Given entries:
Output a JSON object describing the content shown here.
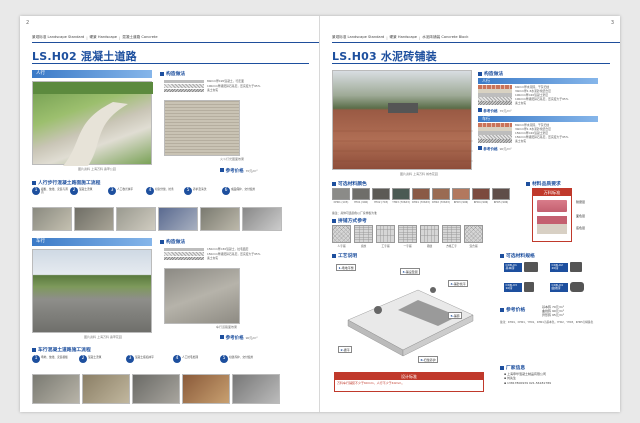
{
  "left": {
    "page_number": "2",
    "breadcrumb": [
      "景观标准 Landscape Standard",
      "硬景 Hardscape",
      "混凝土道路 Concrete"
    ],
    "title": "LS.H02 混凝土道路",
    "sidewalk": {
      "ribbon": "人行",
      "structure_heading": "构造做法",
      "layers": [
        "80mm厚C20混凝土，行走面",
        "100mm厚级配碎石基层，压实度大于95%",
        "素土夯实"
      ],
      "photo_caption_left": "图片资料 上海万科 翡翠公园",
      "photo_caption_right": "火斗灯光图面效果",
      "price_label": "参考价格",
      "price_value": "70元/m²",
      "process_heading": "人行步行混凝土路面施工流程",
      "steps": [
        "模板、放线、安装与调直",
        "混凝土浇筑",
        "人工收光抹平",
        "切割分缝、拉条",
        "养护及清洗",
        "成品保护、交付使用"
      ]
    },
    "driveway": {
      "ribbon": "车行",
      "structure_heading": "构造做法",
      "layers": [
        "150mm厚C30混凝土，拉毛面层",
        "150mm厚级配碎石基层，压实度大于95%",
        "素土夯实"
      ],
      "photo_caption_left": "图片资料 上海万科 翡翠花园",
      "photo_caption_right": "车行道路面效果",
      "price_label": "参考价格",
      "price_value": "90元/m²",
      "process_heading": "车行混凝土道路施工流程",
      "steps": [
        "场地、放线、安装模板",
        "混凝土浇筑",
        "混凝土振捣抹平",
        "人工拉毛处理",
        "切缝养护、交付使用"
      ]
    }
  },
  "right": {
    "page_number": "3",
    "breadcrumb": [
      "景观标准 Landscape Standard",
      "硬景 Hardscape",
      "水泥砖铺装 Concrete Block"
    ],
    "title": "LS.H03 水泥砖铺装",
    "structure_heading": "构造做法",
    "ribbon_walk": "人行",
    "ribbon_drive": "车行",
    "walk_layers": [
      "60mm厚水泥砖，干灰扫缝",
      "30mm厚1:3水泥砂浆结合层",
      "100mm厚C20混凝土垫层",
      "100mm厚级配碎石基层，压实度大于95%",
      "素土夯实"
    ],
    "walk_price": "70元/m²",
    "drive_layers": [
      "80mm厚水泥砖，干灰扫缝",
      "30mm厚1:3水泥砂浆结合层",
      "150mm厚C20混凝土垫层",
      "150mm厚级配碎石基层，压实度大于95%",
      "素土夯实"
    ],
    "drive_price": "90元/m²",
    "price_label": "参考价格",
    "colors_heading": "可选材料颜色",
    "colors": [
      {
        "code": "DH01 (1X3)",
        "hex": "#8b8b88"
      },
      {
        "code": "YH01 (9X6)",
        "hex": "#6f6e6a"
      },
      {
        "code": "YH02 (7X3)",
        "hex": "#5c5a55"
      },
      {
        "code": "YH03 (7X6X3)",
        "hex": "#4b5a53"
      },
      {
        "code": "RH01 (7X6X3)",
        "hex": "#8a5a46"
      },
      {
        "code": "RH02 (7X6X3)",
        "hex": "#9a6b52"
      },
      {
        "code": "RH03 (9X6)",
        "hex": "#b2785e"
      },
      {
        "code": "RH04 (9X6)",
        "hex": "#7b4a3e"
      },
      {
        "code": "RH05 (9X6)",
        "hex": "#5f4e49"
      }
    ],
    "colors_note": "备注：具体可选颜色以厂家样板为准",
    "patterns_heading": "拼铺方式参考",
    "patterns": [
      "人字铺",
      "席纹",
      "工字铺",
      "一字铺",
      "错缝",
      "方格工字",
      "混合铺"
    ],
    "material_req_heading": "材料品质要求",
    "std_head": "万科标准",
    "std_labels": [
      "耐磨层",
      "面色层",
      "底色层"
    ],
    "process_heading": "工艺说明",
    "process_steps": [
      "场地平整",
      "铺设垫层",
      "铺砂找平",
      "铺砖",
      "振平",
      "扫缝养护"
    ],
    "spec_heading": "可选材料规格",
    "specs": [
      "CDB-01 基本砖",
      "CDB-02 20砖",
      "CDB-03 10砖",
      "CDB-04 曲线砖"
    ],
    "ref_price_heading": "参考价格",
    "ref_prices": [
      "基本砖 70元/m²",
      "曲线砖 90元/m²",
      "异形砖 95元/m²"
    ],
    "spec_note": "备注：DH01、DH01、YH01、RH01为基本色，YH02、YH03、RH05为特殊色",
    "design_head": "设计标准",
    "design_text": "万科车行铺装不少于60mm，人行不少于40mm。",
    "maker_heading": "厂家信息",
    "maker_lines": [
      "上海申华混凝土制品有限公司",
      "刘先生",
      "13817800939  021-56181789"
    ]
  }
}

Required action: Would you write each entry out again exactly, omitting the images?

Answer to this exercise:
Output a JSON object describing the content shown here.
{
  "left": {
    "page_number": "2",
    "breadcrumb": [
      "景观标准 Landscape Standard",
      "硬景 Hardscape",
      "混凝土道路 Concrete"
    ],
    "title": "LS.H02 混凝土道路",
    "sidewalk": {
      "ribbon": "人行",
      "structure_heading": "构造做法",
      "layers": [
        "80mm厚C20混凝土，行走面",
        "100mm厚级配碎石基层，压实度大于95%",
        "素土夯实"
      ],
      "photo_caption_left": "图片资料 上海万科 翡翠公园",
      "photo_caption_right": "火斗灯光图面效果",
      "price_label": "参考价格",
      "price_value": "70元/m²",
      "process_heading": "人行步行混凝土路面施工流程",
      "steps": [
        "模板、放线、安装与调直",
        "混凝土浇筑",
        "人工收光抹平",
        "切割分缝、拉条",
        "养护及清洗",
        "成品保护、交付使用"
      ]
    },
    "driveway": {
      "ribbon": "车行",
      "structure_heading": "构造做法",
      "layers": [
        "150mm厚C30混凝土，拉毛面层",
        "150mm厚级配碎石基层，压实度大于95%",
        "素土夯实"
      ],
      "photo_caption_left": "图片资料 上海万科 翡翠花园",
      "photo_caption_right": "车行道路面效果",
      "price_label": "参考价格",
      "price_value": "90元/m²",
      "process_heading": "车行混凝土道路施工流程",
      "steps": [
        "场地、放线、安装模板",
        "混凝土浇筑",
        "混凝土振捣抹平",
        "人工拉毛处理",
        "切缝养护、交付使用"
      ]
    }
  },
  "right": {
    "page_number": "3",
    "breadcrumb": [
      "景观标准 Landscape Standard",
      "硬景 Hardscape",
      "水泥砖铺装 Concrete Block"
    ],
    "title": "LS.H03 水泥砖铺装",
    "structure_heading": "构造做法",
    "ribbon_walk": "人行",
    "ribbon_drive": "车行",
    "walk_layers": [
      "60mm厚水泥砖，干灰扫缝",
      "30mm厚1:3水泥砂浆结合层",
      "100mm厚C20混凝土垫层",
      "100mm厚级配碎石基层，压实度大于95%",
      "素土夯实"
    ],
    "walk_price": "70元/m²",
    "drive_layers": [
      "80mm厚水泥砖，干灰扫缝",
      "30mm厚1:3水泥砂浆结合层",
      "150mm厚C20混凝土垫层",
      "150mm厚级配碎石基层，压实度大于95%",
      "素土夯实"
    ],
    "drive_price": "90元/m²",
    "price_label": "参考价格",
    "colors_heading": "可选材料颜色",
    "colors": [
      {
        "code": "DH01 (1X3)",
        "hex": "#8b8b88"
      },
      {
        "code": "YH01 (9X6)",
        "hex": "#6f6e6a"
      },
      {
        "code": "YH02 (7X3)",
        "hex": "#5c5a55"
      },
      {
        "code": "YH03 (7X6X3)",
        "hex": "#4b5a53"
      },
      {
        "code": "RH01 (7X6X3)",
        "hex": "#8a5a46"
      },
      {
        "code": "RH02 (7X6X3)",
        "hex": "#9a6b52"
      },
      {
        "code": "RH03 (9X6)",
        "hex": "#b2785e"
      },
      {
        "code": "RH04 (9X6)",
        "hex": "#7b4a3e"
      },
      {
        "code": "RH05 (9X6)",
        "hex": "#5f4e49"
      }
    ],
    "colors_note": "备注：具体可选颜色以厂家样板为准",
    "patterns_heading": "拼铺方式参考",
    "patterns": [
      "人字铺",
      "席纹",
      "工字铺",
      "一字铺",
      "错缝",
      "方格工字",
      "混合铺"
    ],
    "material_req_heading": "材料品质要求",
    "std_head": "万科标准",
    "std_labels": [
      "耐磨层",
      "面色层",
      "底色层"
    ],
    "process_heading": "工艺说明",
    "process_steps": [
      "场地平整",
      "铺设垫层",
      "铺砂找平",
      "铺砖",
      "振平",
      "扫缝养护"
    ],
    "spec_heading": "可选材料规格",
    "specs": [
      "CDB-01 基本砖",
      "CDB-02 20砖",
      "CDB-03 10砖",
      "CDB-04 曲线砖"
    ],
    "ref_price_heading": "参考价格",
    "ref_prices": [
      "基本砖 70元/m²",
      "曲线砖 90元/m²",
      "异形砖 95元/m²"
    ],
    "spec_note": "备注：DH01、DH01、YH01、RH01为基本色，YH02、YH03、RH05为特殊色",
    "design_head": "设计标准",
    "design_text": "万科车行铺装不少于60mm，人行不少于40mm。",
    "maker_heading": "厂家信息",
    "maker_lines": [
      "上海申华混凝土制品有限公司",
      "刘先生",
      "13817800939  021-56181789"
    ]
  }
}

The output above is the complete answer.